The middle footswitch turns on reverb, which is next in the signal chain. You can choose between small room and large hall reverbs, and there’s a dedicated knob for dialing in the reverb amount. The larger setting had a big, spacious sound with audible echoing reflections when the reverb knob was dimed. My favorite recipe was the small room with reverb set straight up at 12 o’clock. This gave me a sound so warm and natural that I almost forgot it was on—until I turned it off.
The digital effects section, or EFX, is last in the signal flow, presenting a toggle choice of chorus or delay. You can turn effects on or off with the second footswitch from the left. Aside from the effects level knob (E.Level), the chorus effect has no controls—so don’t expect to concoct wild waves of modulation. Instead, it offers a single shimmery sound that’s useful and very pleasant, if a tad subtle. It sounded a bit like two guitars, or a 12-string guitar blended with a six-string.
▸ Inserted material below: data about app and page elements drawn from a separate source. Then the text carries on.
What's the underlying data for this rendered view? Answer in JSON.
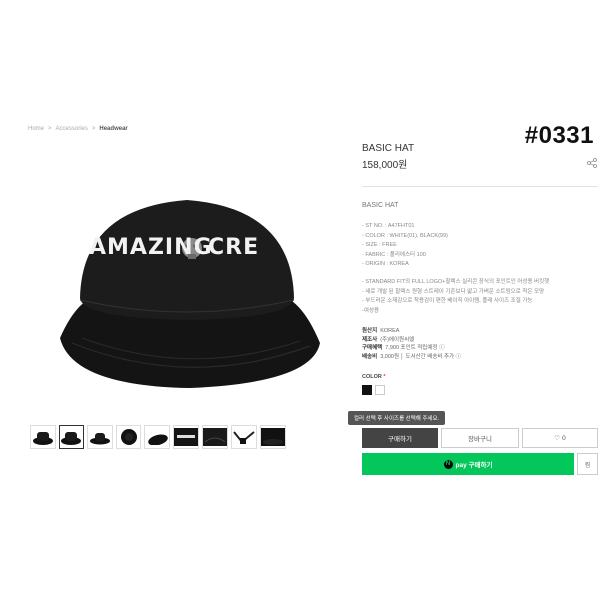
{
  "breadcrumb": {
    "home": "Home",
    "category": "Accessories",
    "current": "Headwear",
    "sep": ">"
  },
  "tag": "#0331",
  "product": {
    "title": "BASIC HAT",
    "price": "158,000원",
    "subtitle": "BASIC HAT",
    "hat_text_left": "AMAZING",
    "hat_text_right": "CRE",
    "specs": [
      "- ST NO. : A47FHT01",
      "- COLOR : WHITE(01), BLACK(99)",
      "- SIZE : FREE",
      "- FABRIC : 폴리에스터 100",
      "- ORIGIN : KOREA"
    ],
    "description": [
      "- STANDARD FIT의 FULL LOGO+할렉스 실리콘 장식의 포인트인 어성용 버킷햇",
      "- 새로 개발 된 할렉스 원형 스트레이 기존보다 얇고 가벼운 소트링으로 착은 모양",
      "- 부드러운 소재감으로 착용감이 편한 베이직 아이템, 플래 사이즈 조절 가능",
      "-여성용"
    ]
  },
  "meta": [
    {
      "label": "원산지",
      "value": "KOREA"
    },
    {
      "label": "제조사",
      "value": "(주)에이원씨엘"
    },
    {
      "label": "구매혜택",
      "value": "7,900 포인트 적립예정 ⓘ"
    },
    {
      "label": "배송비",
      "value": "3,000원 │ 도서산간 배송비 추가 ⓘ"
    }
  ],
  "color": {
    "label": "COLOR",
    "required_mark": "*",
    "swatches": [
      "#111111",
      "#ffffff"
    ]
  },
  "tooltip": "컬러 선택 후 사이즈를 선택해 주세요.",
  "buttons": {
    "buy": "구매하기",
    "cart": "장바구니",
    "like_count": "0",
    "npay": "pay 구매하기",
    "npay_logo": "N",
    "zzim": "찜"
  },
  "thumbnails": [
    "hat-front",
    "hat-front-selected",
    "hat-side",
    "hat-top",
    "hat-tilted",
    "hat-logo-closeup",
    "hat-underside",
    "hat-wearing",
    "hat-detail"
  ],
  "colors": {
    "npay_green": "#03c75a",
    "buy_dark": "#444444"
  }
}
The delay effect yields a much greater variety of sounds, owing to the knobs that set delay time and the number of repeats. The delay time, which helpfully can also be set by tapping the tempo on the far left footswitch, can range from a doubled sound or rockabilly slapback to a delay of about a second. Repeats can go from a single echo to what initially seem like infinite resonant clones, but they eventually start to fade. For both effects, E.Level sets how much the effect is blended in with the clean signal.
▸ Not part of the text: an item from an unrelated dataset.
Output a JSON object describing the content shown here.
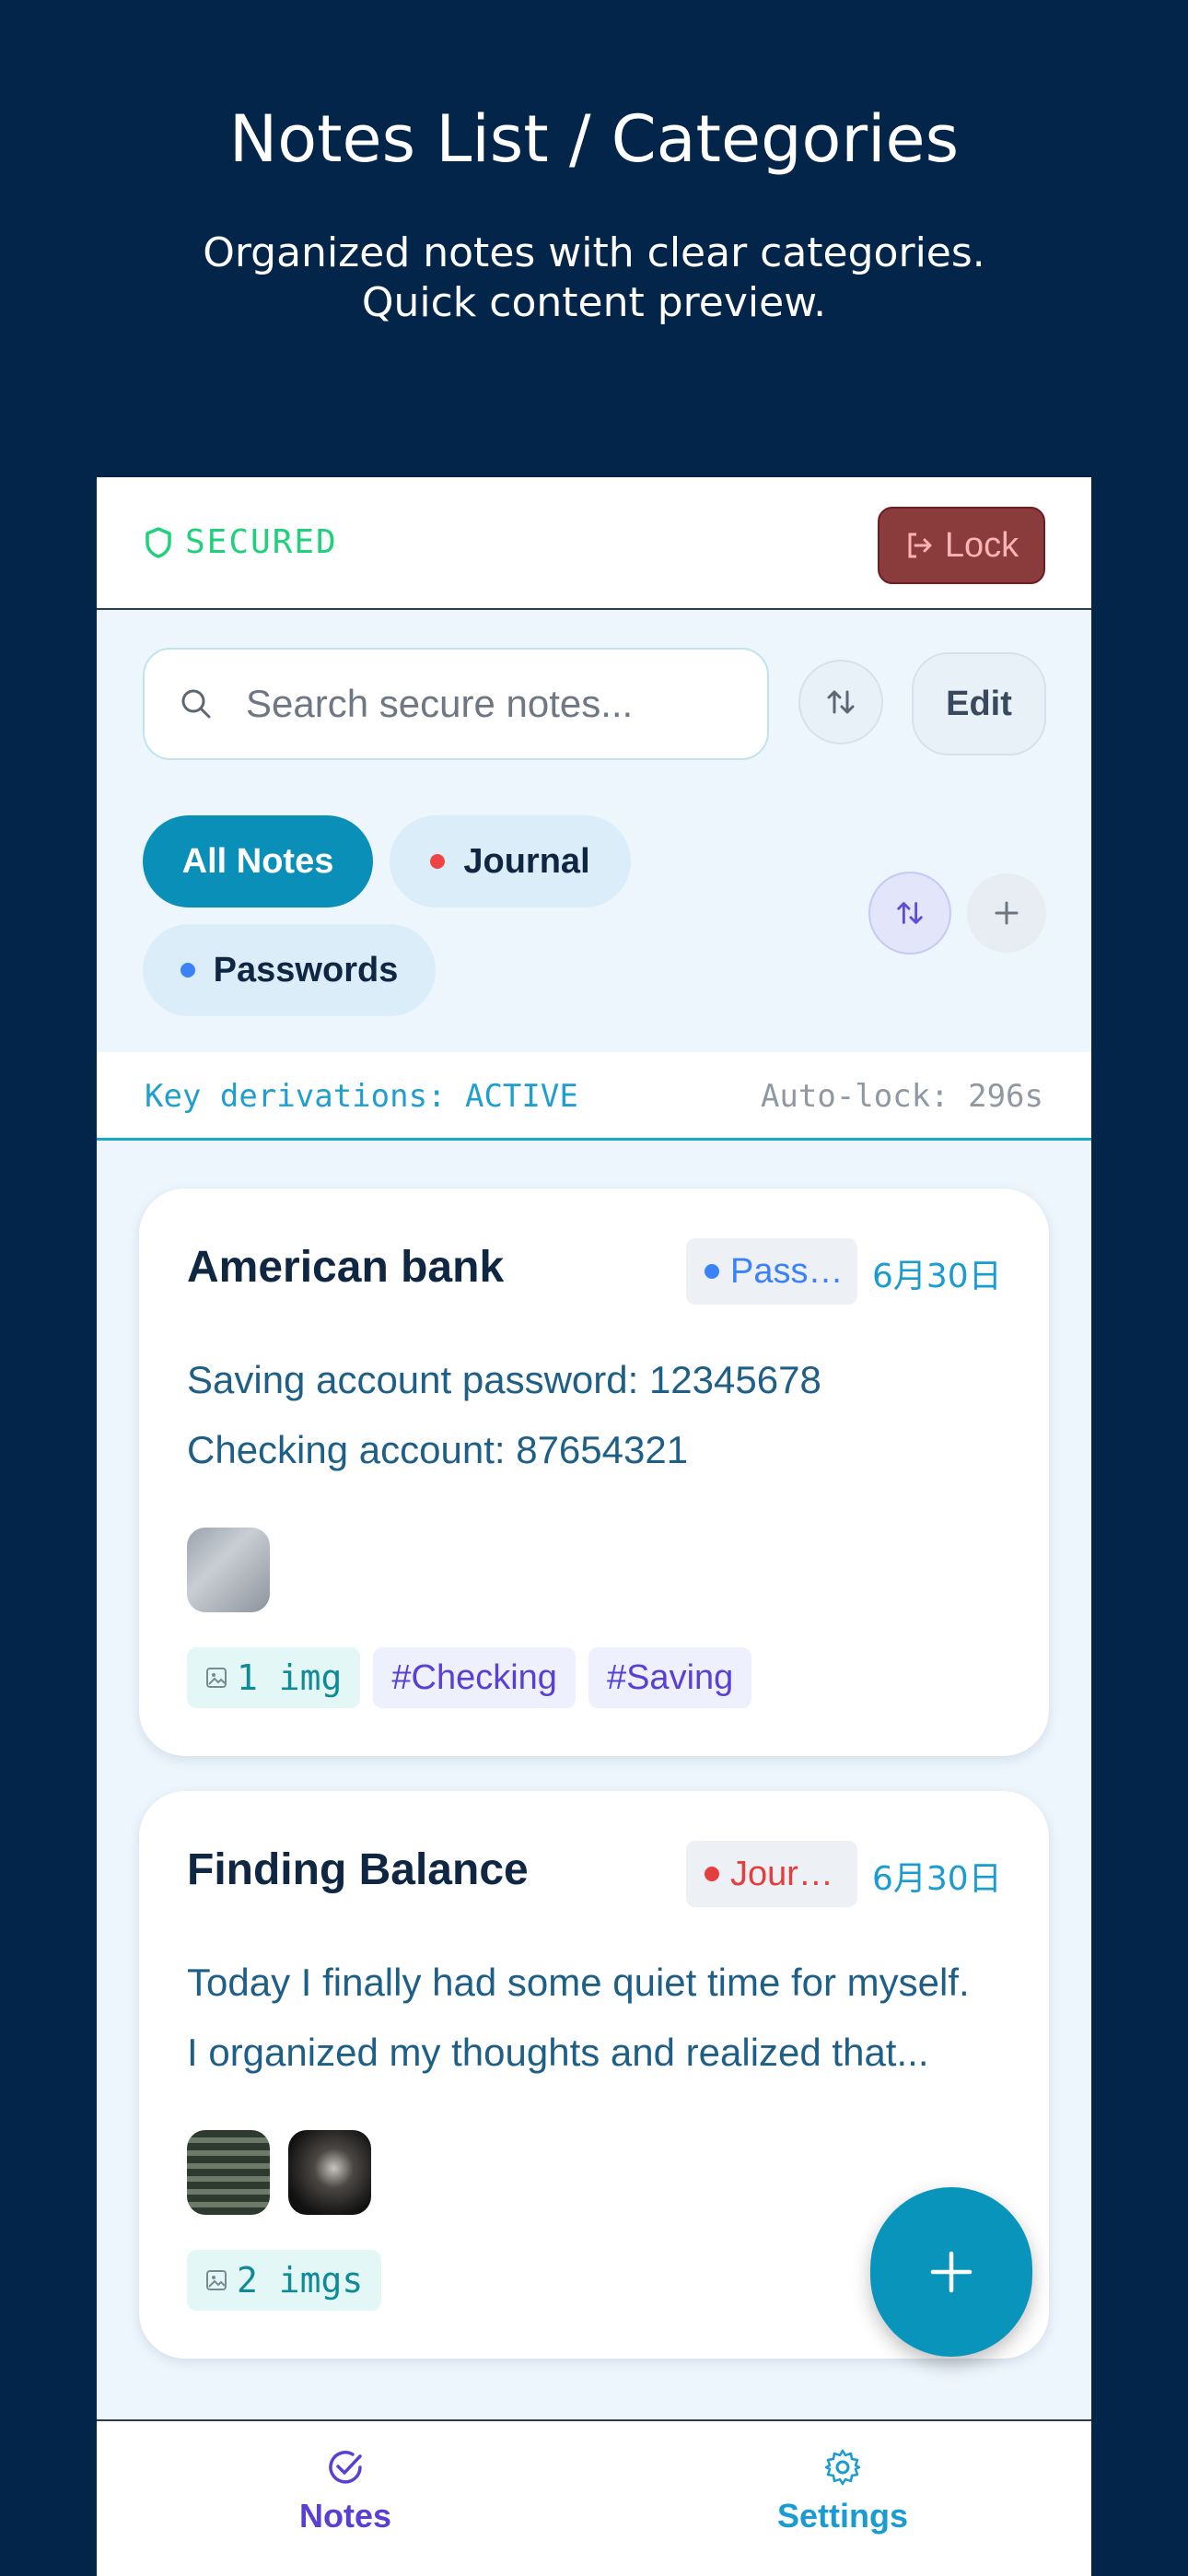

There are a couple more useful features: Hold down the final footswitch to mute the signal and turn on the tuner, which has a very easy-to-read display. The 1/4-inch output jack doubles as a headphone jack; just mash the headphone button and the output gets louder and drives both sides. Just don’t use the headphone setting when plugged into a mixer!
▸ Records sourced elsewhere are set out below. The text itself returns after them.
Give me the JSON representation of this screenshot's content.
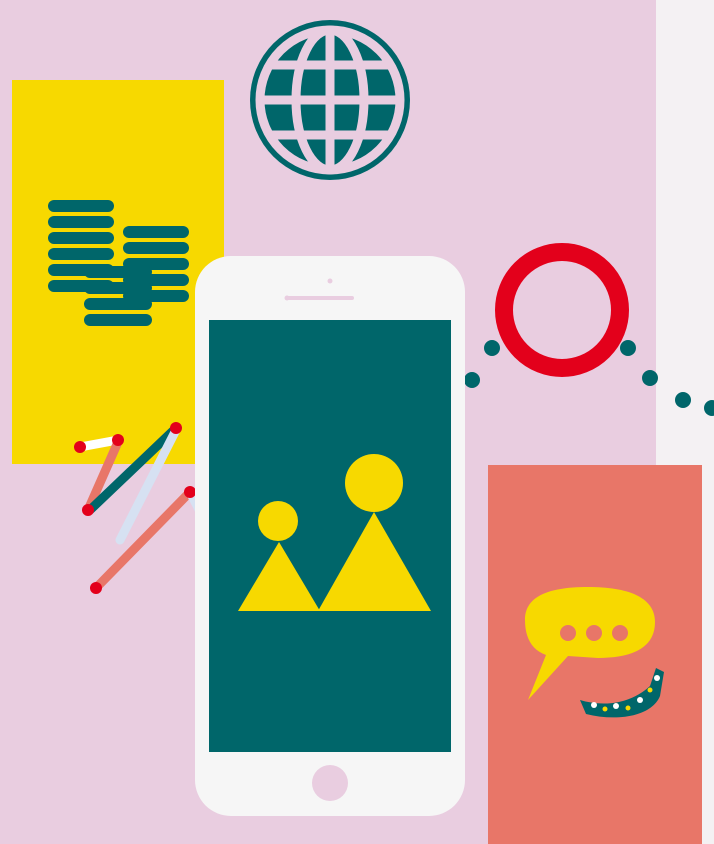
{
  "colors": {
    "background_pink": "#e9cde0",
    "background_white": "#f4f1f3",
    "yellow": "#f7d900",
    "teal": "#00666a",
    "red": "#e3001b",
    "coral": "#e87668",
    "phone_white": "#f6f6f6",
    "phone_button": "#e9cde0",
    "light_blue": "#d6e1f2",
    "dot_white": "#ffffff"
  },
  "icons": {
    "globe": "globe-icon",
    "coins": "coins-icon",
    "ring": "ring-icon",
    "image": "image-icon",
    "chat": "chat-bubble-icon"
  }
}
Overall, the Acoustic Fly Rig is a terrific tool for acoustic guitarists. It’s well built, it operates extremely quietly, it has potent EQ and effects, and it has a few things that every amplified acoustic player needs—like feedback-controlling features and a tuner/mute. All that, plus it’s extremely portable, and much easier to carry than an amp. Though I boarded no planes during my time with the Acoustic Fly Rig , I definitely felt like I was flying in friendly sonic skies.
Tech 21 Acoustic Fly Rig
KEY FEATURES Sweepable, semi-parametric active EQ controls; compression, reverb, delay, and chorus effects; chromatic tuner; anti-feedback control; 1/4″ input and output; XLR output with ground lift; 9-volt DC power supply (included)
PRICE $299 street
MADE IN USA
This article originally appeared in the May 2018 issue of Acoustic Guitar magazine.